*** Opening of Input records ***

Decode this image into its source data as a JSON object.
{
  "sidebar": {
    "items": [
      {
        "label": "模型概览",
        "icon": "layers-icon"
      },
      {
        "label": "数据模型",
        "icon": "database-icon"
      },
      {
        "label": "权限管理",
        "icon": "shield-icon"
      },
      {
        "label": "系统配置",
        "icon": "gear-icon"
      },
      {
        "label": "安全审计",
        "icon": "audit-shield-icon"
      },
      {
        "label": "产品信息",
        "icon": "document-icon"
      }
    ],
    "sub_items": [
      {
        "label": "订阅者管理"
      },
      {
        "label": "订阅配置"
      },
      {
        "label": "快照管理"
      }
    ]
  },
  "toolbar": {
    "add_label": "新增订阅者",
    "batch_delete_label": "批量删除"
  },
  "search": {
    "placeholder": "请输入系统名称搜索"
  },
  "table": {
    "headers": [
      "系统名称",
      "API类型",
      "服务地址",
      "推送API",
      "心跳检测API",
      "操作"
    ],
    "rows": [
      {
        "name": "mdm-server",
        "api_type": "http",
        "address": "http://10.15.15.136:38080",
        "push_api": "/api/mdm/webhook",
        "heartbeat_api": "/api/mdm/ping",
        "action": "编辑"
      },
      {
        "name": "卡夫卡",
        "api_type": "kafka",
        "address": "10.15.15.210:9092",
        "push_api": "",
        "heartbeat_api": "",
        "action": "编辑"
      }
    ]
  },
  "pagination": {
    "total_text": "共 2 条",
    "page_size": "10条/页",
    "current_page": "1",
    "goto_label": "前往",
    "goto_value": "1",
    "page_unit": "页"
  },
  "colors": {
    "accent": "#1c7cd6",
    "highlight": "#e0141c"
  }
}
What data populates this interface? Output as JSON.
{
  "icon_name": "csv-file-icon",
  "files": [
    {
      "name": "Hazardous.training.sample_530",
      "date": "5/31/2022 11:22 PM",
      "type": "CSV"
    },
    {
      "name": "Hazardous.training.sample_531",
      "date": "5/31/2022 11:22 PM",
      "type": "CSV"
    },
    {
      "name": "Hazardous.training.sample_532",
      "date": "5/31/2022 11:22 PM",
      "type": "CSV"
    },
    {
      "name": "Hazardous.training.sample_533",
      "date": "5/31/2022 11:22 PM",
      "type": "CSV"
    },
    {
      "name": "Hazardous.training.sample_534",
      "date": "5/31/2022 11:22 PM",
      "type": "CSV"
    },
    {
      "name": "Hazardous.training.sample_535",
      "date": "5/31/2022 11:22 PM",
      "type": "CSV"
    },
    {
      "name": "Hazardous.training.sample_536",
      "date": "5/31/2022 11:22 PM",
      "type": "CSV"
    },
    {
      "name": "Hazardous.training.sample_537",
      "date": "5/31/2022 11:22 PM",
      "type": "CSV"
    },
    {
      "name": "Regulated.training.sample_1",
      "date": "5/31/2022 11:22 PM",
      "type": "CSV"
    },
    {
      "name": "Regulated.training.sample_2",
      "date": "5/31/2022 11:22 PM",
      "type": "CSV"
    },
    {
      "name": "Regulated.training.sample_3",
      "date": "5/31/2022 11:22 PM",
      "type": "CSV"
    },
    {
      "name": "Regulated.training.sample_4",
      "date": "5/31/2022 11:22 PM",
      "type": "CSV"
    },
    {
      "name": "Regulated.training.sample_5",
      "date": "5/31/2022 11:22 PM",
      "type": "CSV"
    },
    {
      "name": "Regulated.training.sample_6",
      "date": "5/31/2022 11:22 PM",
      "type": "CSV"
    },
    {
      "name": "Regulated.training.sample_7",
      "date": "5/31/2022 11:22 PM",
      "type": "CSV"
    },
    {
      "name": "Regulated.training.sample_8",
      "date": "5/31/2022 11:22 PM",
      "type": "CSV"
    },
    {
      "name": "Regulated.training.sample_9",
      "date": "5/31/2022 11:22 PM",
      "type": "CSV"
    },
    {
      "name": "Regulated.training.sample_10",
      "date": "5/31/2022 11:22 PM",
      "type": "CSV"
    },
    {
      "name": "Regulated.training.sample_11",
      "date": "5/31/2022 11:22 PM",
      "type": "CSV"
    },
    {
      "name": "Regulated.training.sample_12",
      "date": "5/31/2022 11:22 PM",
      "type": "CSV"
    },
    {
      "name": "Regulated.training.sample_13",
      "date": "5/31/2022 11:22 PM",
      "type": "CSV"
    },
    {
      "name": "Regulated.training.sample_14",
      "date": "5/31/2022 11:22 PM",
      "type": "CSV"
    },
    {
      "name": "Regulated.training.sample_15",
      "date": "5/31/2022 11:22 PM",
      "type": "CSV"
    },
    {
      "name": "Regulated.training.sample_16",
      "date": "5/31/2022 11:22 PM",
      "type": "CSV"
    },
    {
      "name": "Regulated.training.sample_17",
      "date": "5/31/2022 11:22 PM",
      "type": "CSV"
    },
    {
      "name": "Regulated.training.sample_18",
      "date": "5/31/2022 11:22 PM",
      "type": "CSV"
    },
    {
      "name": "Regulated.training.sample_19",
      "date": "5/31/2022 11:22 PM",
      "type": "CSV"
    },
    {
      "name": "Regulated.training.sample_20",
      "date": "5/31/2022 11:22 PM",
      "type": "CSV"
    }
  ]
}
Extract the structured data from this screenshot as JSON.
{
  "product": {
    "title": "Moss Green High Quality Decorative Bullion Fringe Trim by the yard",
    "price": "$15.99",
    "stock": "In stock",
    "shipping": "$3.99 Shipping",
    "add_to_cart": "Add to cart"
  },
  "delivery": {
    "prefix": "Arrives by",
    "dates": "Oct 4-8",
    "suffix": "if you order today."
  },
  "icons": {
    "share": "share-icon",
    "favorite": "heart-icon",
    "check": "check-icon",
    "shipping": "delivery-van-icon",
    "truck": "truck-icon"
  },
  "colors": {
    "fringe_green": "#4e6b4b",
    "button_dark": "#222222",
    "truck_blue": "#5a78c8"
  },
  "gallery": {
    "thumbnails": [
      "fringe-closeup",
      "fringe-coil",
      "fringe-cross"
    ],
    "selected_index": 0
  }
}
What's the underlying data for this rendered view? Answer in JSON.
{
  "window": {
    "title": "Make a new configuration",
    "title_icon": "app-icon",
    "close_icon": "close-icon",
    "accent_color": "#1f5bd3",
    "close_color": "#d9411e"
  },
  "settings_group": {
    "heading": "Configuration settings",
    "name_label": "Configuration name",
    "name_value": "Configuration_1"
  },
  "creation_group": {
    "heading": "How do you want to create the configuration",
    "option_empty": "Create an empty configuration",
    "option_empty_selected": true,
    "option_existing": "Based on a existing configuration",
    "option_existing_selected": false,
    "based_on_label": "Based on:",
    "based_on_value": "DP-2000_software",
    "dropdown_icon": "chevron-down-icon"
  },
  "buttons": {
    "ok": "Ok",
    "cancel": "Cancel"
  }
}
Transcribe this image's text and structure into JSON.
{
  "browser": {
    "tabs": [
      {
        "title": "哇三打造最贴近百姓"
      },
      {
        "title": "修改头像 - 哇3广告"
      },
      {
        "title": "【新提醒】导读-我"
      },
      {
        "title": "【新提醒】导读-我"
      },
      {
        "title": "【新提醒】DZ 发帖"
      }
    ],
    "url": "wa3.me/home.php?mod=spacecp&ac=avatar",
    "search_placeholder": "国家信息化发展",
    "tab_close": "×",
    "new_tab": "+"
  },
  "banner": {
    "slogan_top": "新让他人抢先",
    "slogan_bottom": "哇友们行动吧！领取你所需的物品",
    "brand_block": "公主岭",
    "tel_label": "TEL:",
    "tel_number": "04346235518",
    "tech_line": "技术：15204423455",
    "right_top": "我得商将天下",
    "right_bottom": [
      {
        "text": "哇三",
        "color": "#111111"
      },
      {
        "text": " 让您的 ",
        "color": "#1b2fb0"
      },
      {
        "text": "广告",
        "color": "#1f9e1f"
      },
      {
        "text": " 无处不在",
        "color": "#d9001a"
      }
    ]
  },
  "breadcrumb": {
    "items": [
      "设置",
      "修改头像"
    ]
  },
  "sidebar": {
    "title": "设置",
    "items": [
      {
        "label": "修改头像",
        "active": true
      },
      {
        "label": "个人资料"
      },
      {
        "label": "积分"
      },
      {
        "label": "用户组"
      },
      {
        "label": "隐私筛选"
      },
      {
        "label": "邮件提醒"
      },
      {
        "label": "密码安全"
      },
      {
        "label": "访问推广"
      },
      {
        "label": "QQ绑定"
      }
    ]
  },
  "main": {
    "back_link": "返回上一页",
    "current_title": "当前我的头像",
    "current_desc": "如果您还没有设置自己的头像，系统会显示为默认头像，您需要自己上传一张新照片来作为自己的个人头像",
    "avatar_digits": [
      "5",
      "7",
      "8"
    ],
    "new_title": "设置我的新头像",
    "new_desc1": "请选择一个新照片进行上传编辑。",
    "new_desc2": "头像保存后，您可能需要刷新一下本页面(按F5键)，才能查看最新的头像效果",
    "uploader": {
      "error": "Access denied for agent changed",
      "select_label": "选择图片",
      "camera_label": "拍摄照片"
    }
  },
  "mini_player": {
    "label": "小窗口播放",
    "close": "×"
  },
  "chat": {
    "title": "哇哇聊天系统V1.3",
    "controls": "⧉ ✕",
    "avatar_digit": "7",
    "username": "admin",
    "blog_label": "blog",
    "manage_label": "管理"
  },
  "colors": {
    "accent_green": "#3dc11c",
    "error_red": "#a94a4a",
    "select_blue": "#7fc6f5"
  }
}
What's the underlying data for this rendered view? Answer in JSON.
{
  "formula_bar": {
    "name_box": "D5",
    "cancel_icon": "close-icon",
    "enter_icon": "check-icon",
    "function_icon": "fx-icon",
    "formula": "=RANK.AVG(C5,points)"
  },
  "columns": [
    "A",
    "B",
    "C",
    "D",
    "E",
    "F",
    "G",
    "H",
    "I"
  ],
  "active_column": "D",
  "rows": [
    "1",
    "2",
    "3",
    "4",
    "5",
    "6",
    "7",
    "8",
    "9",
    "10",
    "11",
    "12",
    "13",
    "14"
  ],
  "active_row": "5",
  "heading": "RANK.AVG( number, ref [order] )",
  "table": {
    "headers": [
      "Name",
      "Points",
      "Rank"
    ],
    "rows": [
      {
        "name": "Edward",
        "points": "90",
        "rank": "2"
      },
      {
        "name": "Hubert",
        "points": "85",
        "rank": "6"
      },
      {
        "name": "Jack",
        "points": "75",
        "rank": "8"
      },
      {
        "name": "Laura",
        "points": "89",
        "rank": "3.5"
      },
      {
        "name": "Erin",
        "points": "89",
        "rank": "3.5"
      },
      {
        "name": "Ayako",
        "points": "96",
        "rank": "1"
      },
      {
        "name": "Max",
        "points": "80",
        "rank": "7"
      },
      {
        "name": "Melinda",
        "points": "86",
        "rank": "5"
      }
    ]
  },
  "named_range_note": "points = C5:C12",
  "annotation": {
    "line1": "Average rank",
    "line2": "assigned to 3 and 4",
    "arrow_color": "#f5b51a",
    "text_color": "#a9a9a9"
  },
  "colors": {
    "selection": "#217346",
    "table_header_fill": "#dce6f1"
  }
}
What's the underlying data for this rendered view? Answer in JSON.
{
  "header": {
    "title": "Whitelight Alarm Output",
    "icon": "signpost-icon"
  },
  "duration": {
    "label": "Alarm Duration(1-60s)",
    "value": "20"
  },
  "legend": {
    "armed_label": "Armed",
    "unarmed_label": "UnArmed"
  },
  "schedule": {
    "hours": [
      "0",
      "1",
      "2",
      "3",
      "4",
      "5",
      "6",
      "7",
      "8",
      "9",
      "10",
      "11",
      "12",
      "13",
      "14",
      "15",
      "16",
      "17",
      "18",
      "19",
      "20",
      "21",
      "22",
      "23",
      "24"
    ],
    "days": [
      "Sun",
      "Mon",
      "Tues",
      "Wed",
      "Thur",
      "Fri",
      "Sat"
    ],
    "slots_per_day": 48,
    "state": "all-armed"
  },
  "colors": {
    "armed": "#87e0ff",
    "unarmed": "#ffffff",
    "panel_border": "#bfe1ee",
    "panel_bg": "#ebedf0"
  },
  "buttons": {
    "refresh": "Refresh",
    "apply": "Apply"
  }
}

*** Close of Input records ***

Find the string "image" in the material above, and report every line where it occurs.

Decode this image into its source data as a JSON object.
Transcribe this image's text and structure into JSON.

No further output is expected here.